We all turned and enjoyed the seedy tune from the stage where The Rock Bottom Remainders played front and center. Dave Barry on lead guitar, Ridley Pearson on bass, Mitch Albom on keyboards, and of course, Joe's father, Stephen King strumming the rhythm guitar. He offered us a grin as our glasses rose in salute.
"Does your dad know that Roland just surpassed him on the best-seller list?" I asked Joe.
"Might wanna wait till he's done playing before bringing that up," Joe kidded. "About time someone knocked off the old man anyway."
"Can you'all believe this," Olivia said, looking around the table. "From Blogger buddies, to best-selling writers, and here we all are, celebrating in Nawlins!"
I dug my phone out of my pocket, sensing the vibrations. I then read the text, unable to hide the grin.
"More good news?" Roland asked.
"My wife," I said. "The adoption just went through."
"Cheers!" Anne announced. "So your headed to Africa?"
"Next week. It's a dream come true for her. Adopting a little one from across the ocean."
For a second time glasses were raised, drinks toasted.
The party lingered into the wee hours of morning, a gathering of long time starving artists who's ships had at long last sailed to port. Of lives changed overnight, friendships harbored over dreams. Dreams having come true.

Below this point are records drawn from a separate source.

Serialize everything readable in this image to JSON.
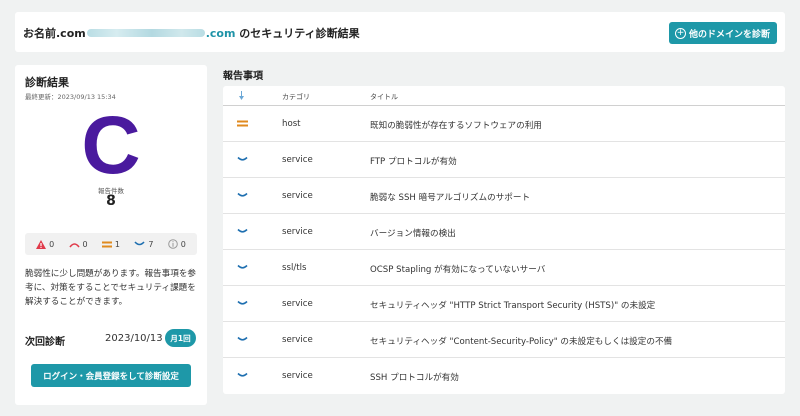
{
  "header": {
    "title_prefix": "お名前.com",
    "domain_suffix": ".com",
    "title_suffix": " のセキュリティ診断結果",
    "add_domain_button": "他のドメインを診断"
  },
  "summary_panel": {
    "title": "診断結果",
    "last_updated": "最終更新：2023/09/13 15:34",
    "grade": "C",
    "report_count_label": "報告件数",
    "report_count": "8",
    "severity_counts": [
      {
        "name": "critical",
        "icon": "warning-triangle-icon",
        "count": "0",
        "color": "#e03a4a"
      },
      {
        "name": "high",
        "icon": "high-arc-icon",
        "count": "0",
        "color": "#e03a4a"
      },
      {
        "name": "medium",
        "icon": "medium-equals-icon",
        "count": "1",
        "color": "#e08a1e"
      },
      {
        "name": "low",
        "icon": "low-chevron-icon",
        "count": "7",
        "color": "#1e6fb0"
      },
      {
        "name": "info",
        "icon": "info-circle-icon",
        "count": "0",
        "color": "#999999"
      }
    ],
    "summary_text": "脆弱性に少し問題があります。報告事項を参考に、対策をすることでセキュリティ課題を解決することができます。",
    "next_scan_label": "次回診断",
    "next_scan_date": "2023/10/13",
    "next_scan_badge": "月1回",
    "login_button": "ログイン・会員登録をして診断設定"
  },
  "report": {
    "section_title": "報告事項",
    "columns": {
      "category": "カテゴリ",
      "title": "タイトル"
    },
    "rows": [
      {
        "severity": "medium",
        "category": "host",
        "title": "既知の脆弱性が存在するソフトウェアの利用"
      },
      {
        "severity": "low",
        "category": "service",
        "title": "FTP プロトコルが有効"
      },
      {
        "severity": "low",
        "category": "service",
        "title": "脆弱な SSH 暗号アルゴリズムのサポート"
      },
      {
        "severity": "low",
        "category": "service",
        "title": "バージョン情報の検出"
      },
      {
        "severity": "low",
        "category": "ssl/tls",
        "title": "OCSP Stapling が有効になっていないサーバ"
      },
      {
        "severity": "low",
        "category": "service",
        "title": "セキュリティヘッダ \"HTTP Strict Transport Security (HSTS)\" の未設定"
      },
      {
        "severity": "low",
        "category": "service",
        "title": "セキュリティヘッダ \"Content-Security-Policy\" の未設定もしくは設定の不備"
      },
      {
        "severity": "low",
        "category": "service",
        "title": "SSH プロトコルが有効"
      }
    ]
  },
  "colors": {
    "accent": "#1e98a8",
    "grade": "#4a1a9e",
    "medium": "#e08a1e",
    "low": "#1e6fb0"
  }
}
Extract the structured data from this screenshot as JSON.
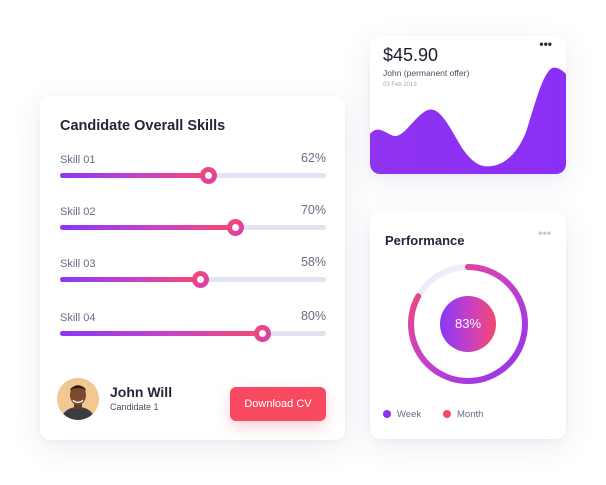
{
  "skills_card": {
    "title": "Candidate Overall Skills",
    "skills": [
      {
        "name": "Skill 01",
        "percent_label": "62%",
        "slider_fraction": 0.56
      },
      {
        "name": "Skill 02",
        "percent_label": "70%",
        "slider_fraction": 0.66
      },
      {
        "name": "Skill 03",
        "percent_label": "58%",
        "slider_fraction": 0.53
      },
      {
        "name": "Skill 04",
        "percent_label": "80%",
        "slider_fraction": 0.76
      }
    ],
    "candidate_name": "John Will",
    "candidate_subtitle": "Candidate 1",
    "download_label": "Download CV"
  },
  "price_card": {
    "amount": "$45.90",
    "subtitle": "John (permanent offer)",
    "date": "03 Feb 2019",
    "more_label": "•••"
  },
  "performance_card": {
    "title": "Performance",
    "more_label": "•••",
    "value_label": "83%",
    "value_fraction": 0.83,
    "legend": [
      {
        "label": "Week",
        "color": "#8a35f2"
      },
      {
        "label": "Month",
        "color": "#f4496c"
      }
    ]
  },
  "colors": {
    "accent_purple": "#8a38f5",
    "accent_pink": "#f6496e",
    "button_red": "#f74a61",
    "track_light": "#e3e1f4"
  }
}
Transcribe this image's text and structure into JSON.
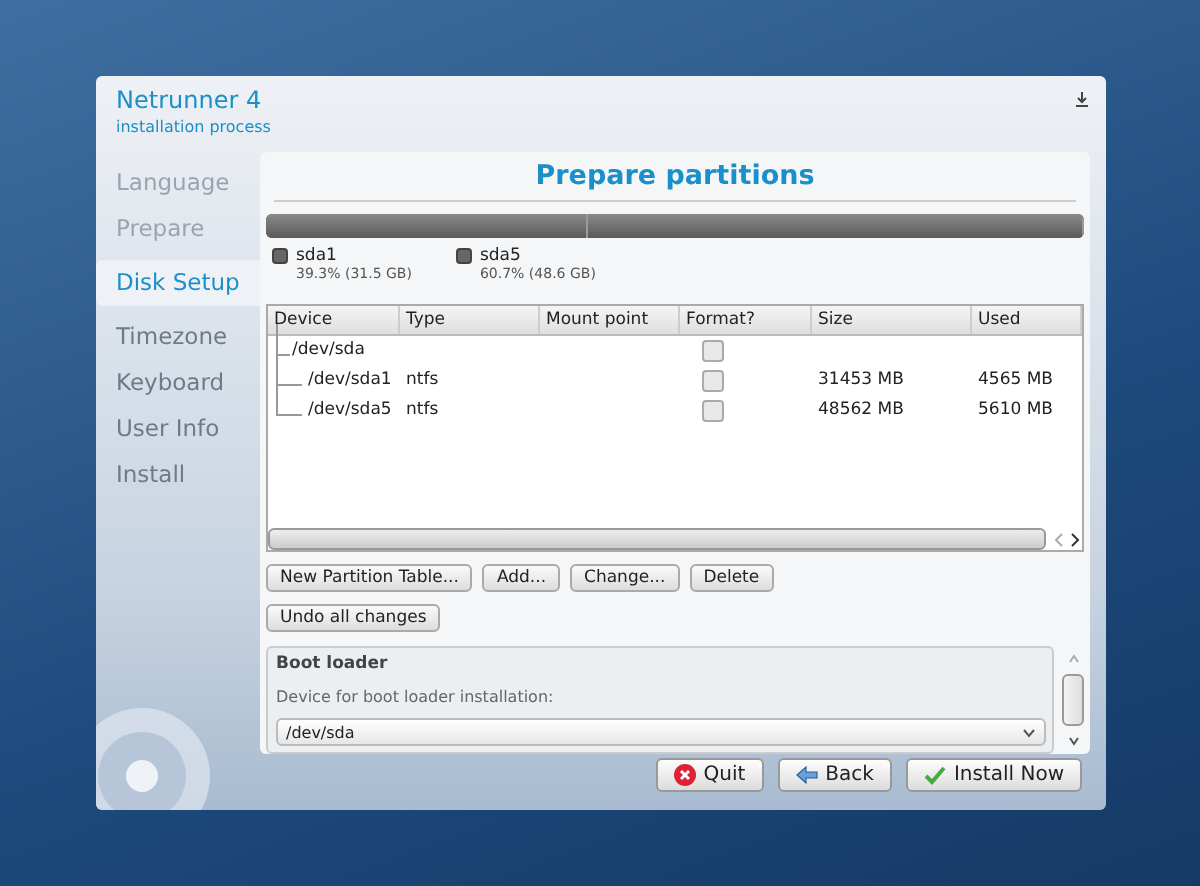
{
  "window": {
    "title": "Netrunner 4",
    "subtitle": "installation process"
  },
  "steps": [
    {
      "label": "Language",
      "selected": false,
      "done": true
    },
    {
      "label": "Prepare",
      "selected": false,
      "done": true
    },
    {
      "label": "Disk Setup",
      "selected": true,
      "done": false
    },
    {
      "label": "Timezone",
      "selected": false,
      "done": false
    },
    {
      "label": "Keyboard",
      "selected": false,
      "done": false
    },
    {
      "label": "User Info",
      "selected": false,
      "done": false
    },
    {
      "label": "Install",
      "selected": false,
      "done": false
    }
  ],
  "page_title": "Prepare partitions",
  "partition_bar": [
    {
      "level": 0.393
    },
    {
      "level": 0.607
    }
  ],
  "legend": [
    {
      "name": "sda1",
      "detail": "39.3% (31.5 GB)",
      "color": "#666666"
    },
    {
      "name": "sda5",
      "detail": "60.7% (48.6 GB)",
      "color": "#666666"
    }
  ],
  "table": {
    "columns": [
      "Device",
      "Type",
      "Mount point",
      "Format?",
      "Size",
      "Used"
    ],
    "rows": [
      {
        "device": "/dev/sda",
        "format_checked": false,
        "children": [
          {
            "device": "/dev/sda1",
            "type": "ntfs",
            "format_checked": false,
            "size": "31453 MB",
            "used": "4565 MB"
          },
          {
            "device": "/dev/sda5",
            "type": "ntfs",
            "format_checked": false,
            "size": "48562 MB",
            "used": "5610 MB"
          }
        ]
      }
    ]
  },
  "partition_buttons": [
    "New Partition Table...",
    "Add...",
    "Change...",
    "Delete"
  ],
  "undo_button": "Undo all changes",
  "boot_loader": {
    "title": "Boot loader",
    "label": "Device for boot loader installation:",
    "value": "/dev/sda"
  },
  "nav_buttons": [
    {
      "label": "Quit",
      "kind": "quit"
    },
    {
      "label": "Back",
      "kind": "back"
    },
    {
      "label": "Install Now",
      "kind": "install"
    }
  ]
}
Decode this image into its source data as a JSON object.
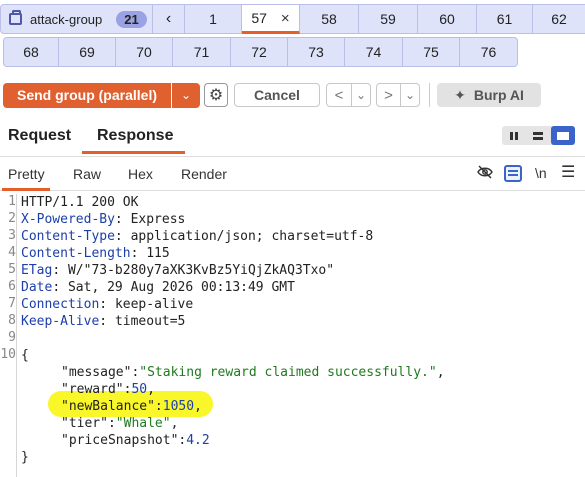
{
  "tab_strip": {
    "group_name": "attack-group",
    "group_count": "21",
    "prev_arrow": "‹",
    "row1_tabs": [
      "1",
      "57",
      "58",
      "59",
      "60",
      "61",
      "62"
    ],
    "active_tab": "57",
    "close_symbol": "×",
    "row2_tabs": [
      "68",
      "69",
      "70",
      "71",
      "72",
      "73",
      "74",
      "75",
      "76"
    ]
  },
  "toolbar": {
    "send_label": "Send group (parallel)",
    "dropdown_symbol": "⌄",
    "settings_icon": "gear-icon",
    "cancel_label": "Cancel",
    "back_symbol": "<",
    "back_dd_symbol": "⌄",
    "forward_symbol": ">",
    "forward_dd_symbol": "⌄",
    "burp_ai_label": "Burp AI"
  },
  "panel_tabs": {
    "request": "Request",
    "response": "Response",
    "active": "Response"
  },
  "view_tabs": {
    "pretty": "Pretty",
    "raw": "Raw",
    "hex": "Hex",
    "render": "Render",
    "newline_toggle": "\\n",
    "active": "Pretty"
  },
  "response": {
    "line_numbers": [
      "1",
      "2",
      "3",
      "4",
      "5",
      "6",
      "7",
      "8",
      "9",
      "10",
      "",
      "",
      "",
      "",
      "",
      ""
    ],
    "status_line": "HTTP/1.1 200 OK",
    "headers": [
      {
        "name": "X-Powered-By",
        "value": "Express"
      },
      {
        "name": "Content-Type",
        "value": "application/json; charset=utf-8"
      },
      {
        "name": "Content-Length",
        "value": "115"
      },
      {
        "name": "ETag",
        "value": "W/\"73-b280y7aXK3KvBz5YiQjZkAQ3Txo\""
      },
      {
        "name": "Date",
        "value": "Sat, 29 Aug 2026 00:13:49 GMT"
      },
      {
        "name": "Connection",
        "value": "keep-alive"
      },
      {
        "name": "Keep-Alive",
        "value": "timeout=5"
      }
    ],
    "body_open": "{",
    "body_close": "}",
    "body": [
      {
        "key": "\"message\"",
        "value": "\"Staking reward claimed successfully.\"",
        "type": "string",
        "trail": ","
      },
      {
        "key": "\"reward\"",
        "value": "50",
        "type": "number",
        "trail": ","
      },
      {
        "key": "\"newBalance\"",
        "value": "1050",
        "type": "number",
        "trail": ","
      },
      {
        "key": "\"tier\"",
        "value": "\"Whale\"",
        "type": "string",
        "trail": ","
      },
      {
        "key": "\"priceSnapshot\"",
        "value": "4.2",
        "type": "number",
        "trail": ""
      }
    ],
    "highlighted_key": "\"newBalance\"",
    "highlight_color": "#f9f72a"
  },
  "colors": {
    "accent": "#e0602f",
    "tab_bg": "#dfe3fa",
    "header_name": "#1c3fa8",
    "json_string": "#1f7a1f"
  }
}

It can happen, my friends. Keep pounding the keys...it can happen:)
"South of Charm"-Coming 2011